:: EXERCISE REQUIREMENTS ::
Would you copy exactly the lines in the data below from the one that has "Decode this image" through the one that has "Transcribe this image's", dropping any pictures?

=== Section Start ===

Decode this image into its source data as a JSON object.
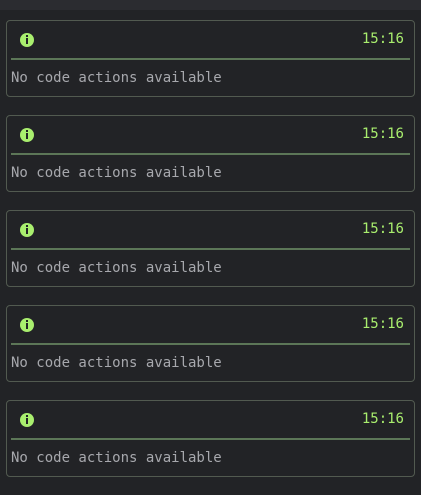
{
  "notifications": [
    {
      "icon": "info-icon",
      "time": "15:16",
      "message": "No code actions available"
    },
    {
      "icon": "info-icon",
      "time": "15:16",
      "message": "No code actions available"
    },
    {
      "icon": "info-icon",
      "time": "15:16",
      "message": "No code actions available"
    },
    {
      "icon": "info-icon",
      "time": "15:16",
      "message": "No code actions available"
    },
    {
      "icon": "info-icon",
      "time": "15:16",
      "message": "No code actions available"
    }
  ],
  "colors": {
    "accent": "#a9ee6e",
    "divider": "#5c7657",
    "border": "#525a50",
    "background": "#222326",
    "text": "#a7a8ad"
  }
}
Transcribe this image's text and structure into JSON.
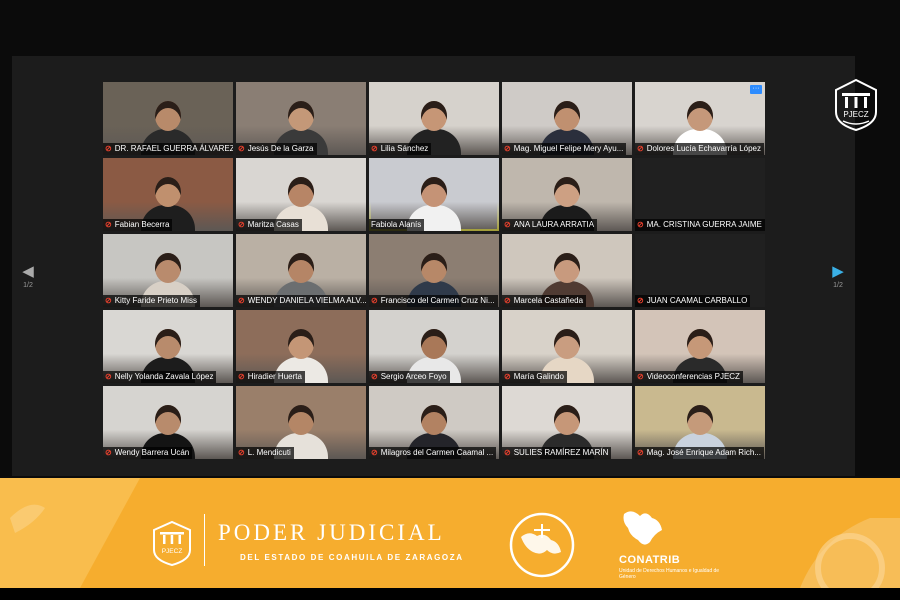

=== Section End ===
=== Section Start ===

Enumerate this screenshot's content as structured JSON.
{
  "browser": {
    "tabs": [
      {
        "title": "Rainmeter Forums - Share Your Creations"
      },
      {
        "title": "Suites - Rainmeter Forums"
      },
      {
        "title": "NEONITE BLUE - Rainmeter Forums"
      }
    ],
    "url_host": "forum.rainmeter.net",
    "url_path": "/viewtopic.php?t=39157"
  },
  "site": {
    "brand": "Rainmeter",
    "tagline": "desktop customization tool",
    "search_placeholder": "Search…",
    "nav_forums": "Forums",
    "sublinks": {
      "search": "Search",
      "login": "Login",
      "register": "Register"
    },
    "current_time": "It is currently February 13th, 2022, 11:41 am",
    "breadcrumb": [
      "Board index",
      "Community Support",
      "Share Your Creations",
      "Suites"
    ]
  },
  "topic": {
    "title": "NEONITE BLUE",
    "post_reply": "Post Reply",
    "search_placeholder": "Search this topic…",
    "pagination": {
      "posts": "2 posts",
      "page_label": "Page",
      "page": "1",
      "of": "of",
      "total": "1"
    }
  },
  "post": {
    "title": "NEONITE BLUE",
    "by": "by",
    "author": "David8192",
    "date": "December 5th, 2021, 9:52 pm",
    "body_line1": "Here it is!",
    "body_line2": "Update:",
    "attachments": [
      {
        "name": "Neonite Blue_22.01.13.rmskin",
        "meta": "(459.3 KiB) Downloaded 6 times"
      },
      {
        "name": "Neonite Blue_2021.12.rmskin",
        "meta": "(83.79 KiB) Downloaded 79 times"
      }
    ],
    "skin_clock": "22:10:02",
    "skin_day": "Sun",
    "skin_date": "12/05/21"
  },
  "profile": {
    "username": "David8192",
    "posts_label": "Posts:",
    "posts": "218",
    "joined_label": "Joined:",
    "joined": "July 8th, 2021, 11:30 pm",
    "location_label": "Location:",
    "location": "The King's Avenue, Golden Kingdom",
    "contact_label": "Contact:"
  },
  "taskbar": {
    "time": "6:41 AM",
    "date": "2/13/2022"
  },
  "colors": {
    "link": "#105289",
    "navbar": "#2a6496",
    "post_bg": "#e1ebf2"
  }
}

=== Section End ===

:: RESPONSE AREA ::
Decode this image into its source data as a JSON object.
{
  "notifications": [
    {
      "icon": "info-icon",
      "time": "15:16",
      "message": "No code actions available"
    },
    {
      "icon": "info-icon",
      "time": "15:16",
      "message": "No code actions available"
    },
    {
      "icon": "info-icon",
      "time": "15:16",
      "message": "No code actions available"
    },
    {
      "icon": "info-icon",
      "time": "15:16",
      "message": "No code actions available"
    },
    {
      "icon": "info-icon",
      "time": "15:16",
      "message": "No code actions available"
    }
  ],
  "colors": {
    "accent": "#a9ee6e",
    "divider": "#5c7657",
    "border": "#525a50",
    "background": "#222326",
    "text": "#a7a8ad"
  }
}
Transcribe this image's text and structure into JSON.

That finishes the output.